### WHAT THE TASK ASKS
Once every line below has been checked for "JSON", give only the number of lines that have it.

[[ RECORDS TO PROCESS, beginning ]]

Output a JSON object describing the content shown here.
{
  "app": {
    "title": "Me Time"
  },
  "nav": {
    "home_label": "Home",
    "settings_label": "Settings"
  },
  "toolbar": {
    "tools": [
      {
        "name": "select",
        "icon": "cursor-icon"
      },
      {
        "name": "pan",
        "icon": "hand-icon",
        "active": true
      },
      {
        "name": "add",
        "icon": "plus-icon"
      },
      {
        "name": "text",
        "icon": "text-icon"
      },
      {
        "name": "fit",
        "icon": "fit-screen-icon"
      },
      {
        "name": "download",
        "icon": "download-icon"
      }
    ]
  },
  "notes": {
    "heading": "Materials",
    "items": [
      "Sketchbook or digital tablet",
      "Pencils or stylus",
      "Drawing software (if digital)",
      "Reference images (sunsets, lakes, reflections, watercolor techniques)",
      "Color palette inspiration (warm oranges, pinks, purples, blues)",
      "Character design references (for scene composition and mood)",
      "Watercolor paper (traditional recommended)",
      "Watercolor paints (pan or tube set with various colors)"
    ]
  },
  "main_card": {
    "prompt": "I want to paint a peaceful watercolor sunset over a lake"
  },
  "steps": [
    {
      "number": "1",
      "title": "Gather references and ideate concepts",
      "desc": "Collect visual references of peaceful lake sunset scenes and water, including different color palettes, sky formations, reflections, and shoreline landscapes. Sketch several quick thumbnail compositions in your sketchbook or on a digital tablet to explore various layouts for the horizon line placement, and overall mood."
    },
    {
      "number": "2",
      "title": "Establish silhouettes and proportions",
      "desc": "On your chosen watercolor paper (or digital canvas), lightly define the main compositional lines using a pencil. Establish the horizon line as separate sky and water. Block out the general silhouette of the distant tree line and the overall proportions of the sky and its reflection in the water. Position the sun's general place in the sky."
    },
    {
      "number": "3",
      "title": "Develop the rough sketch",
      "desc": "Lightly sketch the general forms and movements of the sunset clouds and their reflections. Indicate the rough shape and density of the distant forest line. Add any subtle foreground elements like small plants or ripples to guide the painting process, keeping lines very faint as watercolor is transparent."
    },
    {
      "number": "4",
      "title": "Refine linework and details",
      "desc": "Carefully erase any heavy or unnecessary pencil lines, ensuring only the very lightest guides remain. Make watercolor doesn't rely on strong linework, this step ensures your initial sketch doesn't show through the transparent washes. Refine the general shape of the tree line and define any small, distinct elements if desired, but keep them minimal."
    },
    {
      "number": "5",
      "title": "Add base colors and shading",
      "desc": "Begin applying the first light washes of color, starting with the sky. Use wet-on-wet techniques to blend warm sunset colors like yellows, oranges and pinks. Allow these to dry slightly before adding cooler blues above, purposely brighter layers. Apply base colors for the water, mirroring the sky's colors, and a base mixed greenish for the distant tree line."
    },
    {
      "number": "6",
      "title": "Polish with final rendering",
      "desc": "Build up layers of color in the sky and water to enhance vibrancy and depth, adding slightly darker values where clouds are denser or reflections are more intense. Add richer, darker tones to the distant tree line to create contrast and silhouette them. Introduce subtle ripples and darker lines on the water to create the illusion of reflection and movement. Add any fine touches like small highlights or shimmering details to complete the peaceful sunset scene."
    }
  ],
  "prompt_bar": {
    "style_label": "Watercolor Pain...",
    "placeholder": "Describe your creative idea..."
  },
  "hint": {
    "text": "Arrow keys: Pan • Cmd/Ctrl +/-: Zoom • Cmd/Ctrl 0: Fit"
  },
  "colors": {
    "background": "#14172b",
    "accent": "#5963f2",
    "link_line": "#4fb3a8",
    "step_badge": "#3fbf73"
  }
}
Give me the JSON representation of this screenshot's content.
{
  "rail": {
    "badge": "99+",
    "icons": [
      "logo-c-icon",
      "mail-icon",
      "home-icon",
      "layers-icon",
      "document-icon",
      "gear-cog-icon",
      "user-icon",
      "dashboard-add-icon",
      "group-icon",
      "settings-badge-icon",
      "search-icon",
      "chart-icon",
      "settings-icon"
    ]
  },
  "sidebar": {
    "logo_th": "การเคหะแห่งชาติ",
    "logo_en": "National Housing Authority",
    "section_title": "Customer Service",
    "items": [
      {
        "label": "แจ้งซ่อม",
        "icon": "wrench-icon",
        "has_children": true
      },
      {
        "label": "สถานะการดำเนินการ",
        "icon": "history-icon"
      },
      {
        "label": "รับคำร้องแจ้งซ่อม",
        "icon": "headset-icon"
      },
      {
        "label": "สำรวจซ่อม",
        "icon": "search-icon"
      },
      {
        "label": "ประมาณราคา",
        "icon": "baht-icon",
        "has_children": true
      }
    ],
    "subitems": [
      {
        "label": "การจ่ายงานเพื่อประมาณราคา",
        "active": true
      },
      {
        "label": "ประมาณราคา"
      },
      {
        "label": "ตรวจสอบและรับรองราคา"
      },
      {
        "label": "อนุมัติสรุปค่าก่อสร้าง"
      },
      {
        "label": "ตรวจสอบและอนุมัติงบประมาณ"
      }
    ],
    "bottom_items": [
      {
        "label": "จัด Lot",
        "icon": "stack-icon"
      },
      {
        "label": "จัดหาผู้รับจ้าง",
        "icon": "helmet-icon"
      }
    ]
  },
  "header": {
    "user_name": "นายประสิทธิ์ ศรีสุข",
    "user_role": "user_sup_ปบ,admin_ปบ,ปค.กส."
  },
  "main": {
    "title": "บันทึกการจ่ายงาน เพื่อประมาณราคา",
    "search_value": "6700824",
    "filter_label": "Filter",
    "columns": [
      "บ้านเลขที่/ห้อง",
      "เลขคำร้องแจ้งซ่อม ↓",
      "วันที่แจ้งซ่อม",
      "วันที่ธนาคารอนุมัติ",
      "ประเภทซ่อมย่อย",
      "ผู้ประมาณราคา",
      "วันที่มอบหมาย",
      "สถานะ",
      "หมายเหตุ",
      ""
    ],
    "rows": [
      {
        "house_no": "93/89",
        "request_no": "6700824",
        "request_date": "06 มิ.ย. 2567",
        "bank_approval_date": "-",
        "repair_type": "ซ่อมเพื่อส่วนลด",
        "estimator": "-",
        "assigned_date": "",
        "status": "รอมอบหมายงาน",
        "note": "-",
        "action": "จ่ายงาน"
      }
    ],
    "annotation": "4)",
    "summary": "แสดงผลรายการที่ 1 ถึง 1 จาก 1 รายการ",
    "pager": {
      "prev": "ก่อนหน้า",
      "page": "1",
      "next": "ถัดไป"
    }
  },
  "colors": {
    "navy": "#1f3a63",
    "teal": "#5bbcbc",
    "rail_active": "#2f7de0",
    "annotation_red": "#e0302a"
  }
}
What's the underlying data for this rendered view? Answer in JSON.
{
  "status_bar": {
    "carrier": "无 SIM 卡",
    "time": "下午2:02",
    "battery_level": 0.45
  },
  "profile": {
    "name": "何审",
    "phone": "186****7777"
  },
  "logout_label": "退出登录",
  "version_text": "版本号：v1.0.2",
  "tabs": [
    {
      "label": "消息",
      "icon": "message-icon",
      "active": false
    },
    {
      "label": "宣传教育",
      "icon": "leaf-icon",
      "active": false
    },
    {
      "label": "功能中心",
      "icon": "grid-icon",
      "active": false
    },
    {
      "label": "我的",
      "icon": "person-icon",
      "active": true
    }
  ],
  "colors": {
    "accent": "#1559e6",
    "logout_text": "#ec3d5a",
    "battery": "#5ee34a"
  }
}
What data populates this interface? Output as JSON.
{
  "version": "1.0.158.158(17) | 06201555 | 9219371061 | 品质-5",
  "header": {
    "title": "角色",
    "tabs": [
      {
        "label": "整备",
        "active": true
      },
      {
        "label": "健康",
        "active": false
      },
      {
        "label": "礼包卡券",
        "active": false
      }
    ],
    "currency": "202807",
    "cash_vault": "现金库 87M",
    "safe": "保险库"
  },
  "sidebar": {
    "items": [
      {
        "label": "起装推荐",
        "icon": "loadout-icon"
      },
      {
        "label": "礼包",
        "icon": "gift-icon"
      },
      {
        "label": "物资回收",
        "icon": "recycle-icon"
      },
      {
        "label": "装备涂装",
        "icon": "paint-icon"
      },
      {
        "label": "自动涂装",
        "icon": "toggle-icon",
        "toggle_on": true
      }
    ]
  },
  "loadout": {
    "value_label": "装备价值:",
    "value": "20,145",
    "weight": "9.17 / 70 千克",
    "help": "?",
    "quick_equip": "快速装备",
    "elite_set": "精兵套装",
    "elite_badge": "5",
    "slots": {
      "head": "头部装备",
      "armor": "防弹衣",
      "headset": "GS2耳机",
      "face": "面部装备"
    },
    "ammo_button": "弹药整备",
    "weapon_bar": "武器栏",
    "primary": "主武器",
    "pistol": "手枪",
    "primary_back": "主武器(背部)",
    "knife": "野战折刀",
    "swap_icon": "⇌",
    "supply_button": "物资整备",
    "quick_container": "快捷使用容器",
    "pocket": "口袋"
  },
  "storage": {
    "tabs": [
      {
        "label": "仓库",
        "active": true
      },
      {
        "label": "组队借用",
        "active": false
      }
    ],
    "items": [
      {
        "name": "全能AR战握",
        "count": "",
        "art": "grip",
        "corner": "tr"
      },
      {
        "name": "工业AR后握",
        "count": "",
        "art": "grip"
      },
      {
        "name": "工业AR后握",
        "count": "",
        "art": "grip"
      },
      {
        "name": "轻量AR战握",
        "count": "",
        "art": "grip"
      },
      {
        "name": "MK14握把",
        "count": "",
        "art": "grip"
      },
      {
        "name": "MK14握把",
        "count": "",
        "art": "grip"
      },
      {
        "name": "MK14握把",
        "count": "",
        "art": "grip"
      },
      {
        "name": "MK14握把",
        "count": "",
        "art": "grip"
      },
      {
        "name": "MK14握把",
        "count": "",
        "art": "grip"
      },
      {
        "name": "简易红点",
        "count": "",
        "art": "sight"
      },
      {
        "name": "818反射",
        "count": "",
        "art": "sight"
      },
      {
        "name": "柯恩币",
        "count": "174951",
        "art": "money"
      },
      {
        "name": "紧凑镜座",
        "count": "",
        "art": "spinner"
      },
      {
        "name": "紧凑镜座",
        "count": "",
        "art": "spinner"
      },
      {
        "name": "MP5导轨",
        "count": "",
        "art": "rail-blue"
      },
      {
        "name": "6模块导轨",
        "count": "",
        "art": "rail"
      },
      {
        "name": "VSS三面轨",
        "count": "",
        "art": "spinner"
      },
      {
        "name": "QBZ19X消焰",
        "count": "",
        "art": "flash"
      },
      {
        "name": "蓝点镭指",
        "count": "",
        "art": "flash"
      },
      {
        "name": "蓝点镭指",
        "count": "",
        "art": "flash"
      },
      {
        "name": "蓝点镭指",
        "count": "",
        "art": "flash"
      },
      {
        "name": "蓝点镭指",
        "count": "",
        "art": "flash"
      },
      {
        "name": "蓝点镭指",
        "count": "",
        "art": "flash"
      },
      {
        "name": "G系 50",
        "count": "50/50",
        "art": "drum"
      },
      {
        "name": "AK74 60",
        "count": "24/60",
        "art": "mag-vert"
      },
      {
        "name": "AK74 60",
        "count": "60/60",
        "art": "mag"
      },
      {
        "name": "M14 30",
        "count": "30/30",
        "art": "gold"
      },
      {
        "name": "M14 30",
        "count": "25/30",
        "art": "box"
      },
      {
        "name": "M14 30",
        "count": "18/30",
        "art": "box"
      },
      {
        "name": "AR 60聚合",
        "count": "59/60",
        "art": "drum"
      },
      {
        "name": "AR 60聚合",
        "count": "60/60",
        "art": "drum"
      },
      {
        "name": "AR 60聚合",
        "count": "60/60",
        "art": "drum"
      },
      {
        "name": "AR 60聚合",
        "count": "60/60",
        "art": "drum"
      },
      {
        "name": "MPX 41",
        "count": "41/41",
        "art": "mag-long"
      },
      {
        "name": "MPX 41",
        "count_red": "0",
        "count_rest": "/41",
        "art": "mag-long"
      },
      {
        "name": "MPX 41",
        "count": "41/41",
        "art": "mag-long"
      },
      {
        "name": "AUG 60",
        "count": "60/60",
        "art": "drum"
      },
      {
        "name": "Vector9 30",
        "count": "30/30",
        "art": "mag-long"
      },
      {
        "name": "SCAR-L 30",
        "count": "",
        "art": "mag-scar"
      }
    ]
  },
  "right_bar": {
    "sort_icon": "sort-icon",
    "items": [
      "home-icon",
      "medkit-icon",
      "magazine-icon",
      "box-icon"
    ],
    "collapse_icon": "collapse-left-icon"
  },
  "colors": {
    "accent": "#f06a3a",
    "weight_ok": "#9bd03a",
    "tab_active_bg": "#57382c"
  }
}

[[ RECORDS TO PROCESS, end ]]

### RESPONSE BOX
4